◆ Required action ◆
Of the lines below, copy those that hold the word "limit".

%%

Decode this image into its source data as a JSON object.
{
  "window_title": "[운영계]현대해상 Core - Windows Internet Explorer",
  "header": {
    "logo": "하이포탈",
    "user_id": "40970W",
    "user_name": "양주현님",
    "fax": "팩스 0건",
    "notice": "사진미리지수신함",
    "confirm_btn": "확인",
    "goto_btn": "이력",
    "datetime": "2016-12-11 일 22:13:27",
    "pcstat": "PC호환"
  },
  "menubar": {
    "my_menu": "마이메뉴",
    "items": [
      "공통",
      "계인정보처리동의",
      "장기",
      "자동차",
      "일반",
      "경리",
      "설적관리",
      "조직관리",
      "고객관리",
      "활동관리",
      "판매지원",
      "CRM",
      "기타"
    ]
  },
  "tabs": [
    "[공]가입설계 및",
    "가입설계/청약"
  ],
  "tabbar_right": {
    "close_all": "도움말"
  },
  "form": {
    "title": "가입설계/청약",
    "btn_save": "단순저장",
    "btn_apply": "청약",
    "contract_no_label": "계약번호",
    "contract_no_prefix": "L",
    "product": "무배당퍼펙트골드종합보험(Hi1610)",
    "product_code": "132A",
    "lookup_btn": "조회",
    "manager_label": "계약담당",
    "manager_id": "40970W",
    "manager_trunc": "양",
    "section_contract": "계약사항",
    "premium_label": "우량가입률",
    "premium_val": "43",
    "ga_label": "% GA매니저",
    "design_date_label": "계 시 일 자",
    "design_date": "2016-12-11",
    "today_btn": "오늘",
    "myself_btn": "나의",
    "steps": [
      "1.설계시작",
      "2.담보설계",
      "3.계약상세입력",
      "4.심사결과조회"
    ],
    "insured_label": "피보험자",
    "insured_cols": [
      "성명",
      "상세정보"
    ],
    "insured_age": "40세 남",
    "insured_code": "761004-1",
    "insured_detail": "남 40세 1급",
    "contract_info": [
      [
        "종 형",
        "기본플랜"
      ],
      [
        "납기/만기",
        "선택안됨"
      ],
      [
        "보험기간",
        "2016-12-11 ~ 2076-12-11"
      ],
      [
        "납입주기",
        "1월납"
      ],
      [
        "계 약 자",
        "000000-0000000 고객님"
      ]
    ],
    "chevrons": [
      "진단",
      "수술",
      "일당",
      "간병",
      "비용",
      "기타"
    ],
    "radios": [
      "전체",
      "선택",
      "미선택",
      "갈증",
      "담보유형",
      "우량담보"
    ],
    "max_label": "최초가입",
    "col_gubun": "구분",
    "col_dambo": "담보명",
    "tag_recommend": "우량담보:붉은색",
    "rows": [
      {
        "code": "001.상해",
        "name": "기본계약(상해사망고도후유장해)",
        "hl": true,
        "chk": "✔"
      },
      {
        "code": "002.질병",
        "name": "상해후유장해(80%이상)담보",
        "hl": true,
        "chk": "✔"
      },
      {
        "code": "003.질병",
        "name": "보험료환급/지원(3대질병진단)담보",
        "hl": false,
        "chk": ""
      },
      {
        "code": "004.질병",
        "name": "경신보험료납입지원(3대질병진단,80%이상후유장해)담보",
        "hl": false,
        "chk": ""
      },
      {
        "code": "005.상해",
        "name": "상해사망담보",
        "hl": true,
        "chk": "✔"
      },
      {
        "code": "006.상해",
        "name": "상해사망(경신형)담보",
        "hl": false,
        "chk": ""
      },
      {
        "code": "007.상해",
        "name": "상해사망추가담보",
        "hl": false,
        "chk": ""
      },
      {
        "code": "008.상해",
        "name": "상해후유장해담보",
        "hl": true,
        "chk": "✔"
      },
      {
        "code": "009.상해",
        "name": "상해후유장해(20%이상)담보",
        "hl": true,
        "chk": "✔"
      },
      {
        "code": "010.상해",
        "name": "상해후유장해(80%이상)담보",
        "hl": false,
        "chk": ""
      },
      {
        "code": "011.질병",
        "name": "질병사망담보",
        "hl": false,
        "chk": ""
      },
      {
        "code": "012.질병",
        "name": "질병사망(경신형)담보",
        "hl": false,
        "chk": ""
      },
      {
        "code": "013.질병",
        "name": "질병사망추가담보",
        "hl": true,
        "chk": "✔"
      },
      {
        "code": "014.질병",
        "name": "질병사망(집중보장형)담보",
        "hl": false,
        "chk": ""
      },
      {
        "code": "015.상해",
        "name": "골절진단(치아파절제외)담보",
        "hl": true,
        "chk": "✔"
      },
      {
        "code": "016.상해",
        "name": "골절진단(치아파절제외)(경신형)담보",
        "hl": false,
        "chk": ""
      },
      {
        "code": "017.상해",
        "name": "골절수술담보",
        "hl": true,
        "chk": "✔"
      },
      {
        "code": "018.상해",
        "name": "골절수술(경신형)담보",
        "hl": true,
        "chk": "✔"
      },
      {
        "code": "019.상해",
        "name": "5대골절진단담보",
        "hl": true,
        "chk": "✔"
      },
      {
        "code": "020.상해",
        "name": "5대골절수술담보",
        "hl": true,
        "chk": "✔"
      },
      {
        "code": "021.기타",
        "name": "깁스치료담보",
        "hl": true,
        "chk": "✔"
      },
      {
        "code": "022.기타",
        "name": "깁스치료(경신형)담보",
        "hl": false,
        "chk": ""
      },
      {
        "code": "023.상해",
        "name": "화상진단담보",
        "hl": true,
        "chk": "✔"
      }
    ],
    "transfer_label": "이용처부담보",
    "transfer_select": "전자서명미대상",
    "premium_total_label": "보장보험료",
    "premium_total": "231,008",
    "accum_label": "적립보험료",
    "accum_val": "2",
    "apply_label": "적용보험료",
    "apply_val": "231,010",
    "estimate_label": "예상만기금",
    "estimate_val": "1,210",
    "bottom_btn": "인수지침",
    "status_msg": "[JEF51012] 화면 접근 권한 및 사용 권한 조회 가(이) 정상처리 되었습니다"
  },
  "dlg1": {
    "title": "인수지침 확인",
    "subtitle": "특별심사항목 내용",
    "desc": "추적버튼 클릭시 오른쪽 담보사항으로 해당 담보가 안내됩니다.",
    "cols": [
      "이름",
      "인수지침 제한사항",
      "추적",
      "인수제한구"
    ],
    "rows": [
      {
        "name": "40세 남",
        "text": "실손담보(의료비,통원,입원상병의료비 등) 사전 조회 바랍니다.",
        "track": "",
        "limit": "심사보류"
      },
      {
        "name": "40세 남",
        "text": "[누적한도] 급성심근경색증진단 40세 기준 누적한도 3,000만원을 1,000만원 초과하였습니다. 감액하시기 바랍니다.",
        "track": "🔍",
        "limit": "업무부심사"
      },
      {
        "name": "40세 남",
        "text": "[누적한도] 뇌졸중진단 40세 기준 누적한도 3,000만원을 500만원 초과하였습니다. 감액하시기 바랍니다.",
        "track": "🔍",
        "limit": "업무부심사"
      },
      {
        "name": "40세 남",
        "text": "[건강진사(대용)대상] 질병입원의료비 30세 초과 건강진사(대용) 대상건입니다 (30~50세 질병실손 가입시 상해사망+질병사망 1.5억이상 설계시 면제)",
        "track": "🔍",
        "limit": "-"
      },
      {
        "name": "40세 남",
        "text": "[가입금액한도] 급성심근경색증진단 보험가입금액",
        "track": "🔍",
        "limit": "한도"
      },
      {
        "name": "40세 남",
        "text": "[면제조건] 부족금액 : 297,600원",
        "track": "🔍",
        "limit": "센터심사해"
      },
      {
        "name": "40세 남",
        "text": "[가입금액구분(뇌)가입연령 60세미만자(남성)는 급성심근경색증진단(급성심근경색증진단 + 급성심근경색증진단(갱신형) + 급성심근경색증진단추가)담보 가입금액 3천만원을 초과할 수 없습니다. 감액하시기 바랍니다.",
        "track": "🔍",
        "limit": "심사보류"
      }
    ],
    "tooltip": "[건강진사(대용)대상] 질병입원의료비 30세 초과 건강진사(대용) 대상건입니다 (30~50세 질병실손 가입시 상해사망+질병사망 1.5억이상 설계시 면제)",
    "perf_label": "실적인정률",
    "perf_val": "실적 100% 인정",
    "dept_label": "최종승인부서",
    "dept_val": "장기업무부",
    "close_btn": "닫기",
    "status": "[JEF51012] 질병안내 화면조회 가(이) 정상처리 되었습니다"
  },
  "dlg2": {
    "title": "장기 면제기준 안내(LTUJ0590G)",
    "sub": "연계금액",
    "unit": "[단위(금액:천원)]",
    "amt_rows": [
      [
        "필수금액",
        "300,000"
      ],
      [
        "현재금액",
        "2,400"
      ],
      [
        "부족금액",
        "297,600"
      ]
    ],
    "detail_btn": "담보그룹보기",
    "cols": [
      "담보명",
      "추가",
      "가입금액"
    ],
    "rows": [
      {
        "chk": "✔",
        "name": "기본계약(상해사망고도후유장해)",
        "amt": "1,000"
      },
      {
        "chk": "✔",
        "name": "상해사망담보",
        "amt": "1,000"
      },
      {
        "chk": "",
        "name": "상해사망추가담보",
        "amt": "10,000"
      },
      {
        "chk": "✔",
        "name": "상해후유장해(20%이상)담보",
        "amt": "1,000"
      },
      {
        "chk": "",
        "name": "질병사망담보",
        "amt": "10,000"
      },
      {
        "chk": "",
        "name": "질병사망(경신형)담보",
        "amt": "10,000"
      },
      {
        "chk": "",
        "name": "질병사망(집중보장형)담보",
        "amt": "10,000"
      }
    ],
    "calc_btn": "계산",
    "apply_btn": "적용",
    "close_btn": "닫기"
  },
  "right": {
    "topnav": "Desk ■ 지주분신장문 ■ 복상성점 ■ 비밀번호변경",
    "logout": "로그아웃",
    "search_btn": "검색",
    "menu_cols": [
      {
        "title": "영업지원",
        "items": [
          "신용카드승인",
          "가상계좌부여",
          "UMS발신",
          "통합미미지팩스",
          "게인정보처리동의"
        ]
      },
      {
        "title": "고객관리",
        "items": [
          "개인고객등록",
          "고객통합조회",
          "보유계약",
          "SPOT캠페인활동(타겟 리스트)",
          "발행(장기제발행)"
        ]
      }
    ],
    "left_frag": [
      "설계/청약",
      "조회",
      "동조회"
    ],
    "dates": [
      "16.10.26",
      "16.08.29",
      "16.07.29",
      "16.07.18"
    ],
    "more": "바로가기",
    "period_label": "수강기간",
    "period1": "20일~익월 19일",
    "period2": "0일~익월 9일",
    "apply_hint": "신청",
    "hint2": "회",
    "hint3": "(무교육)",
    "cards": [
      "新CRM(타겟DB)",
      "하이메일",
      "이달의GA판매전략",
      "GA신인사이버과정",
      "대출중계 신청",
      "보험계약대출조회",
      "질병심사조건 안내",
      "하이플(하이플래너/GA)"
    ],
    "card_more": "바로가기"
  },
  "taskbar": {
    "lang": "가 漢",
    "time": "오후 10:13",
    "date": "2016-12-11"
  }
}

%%

◆ Output for this task ◆
        "limit": "심사보류"
        "limit": "업무부심사"
        "limit": "업무부심사"
        "limit": "-"
        "limit": "한도"
        "limit": "센터심사해"
        "limit": "심사보류"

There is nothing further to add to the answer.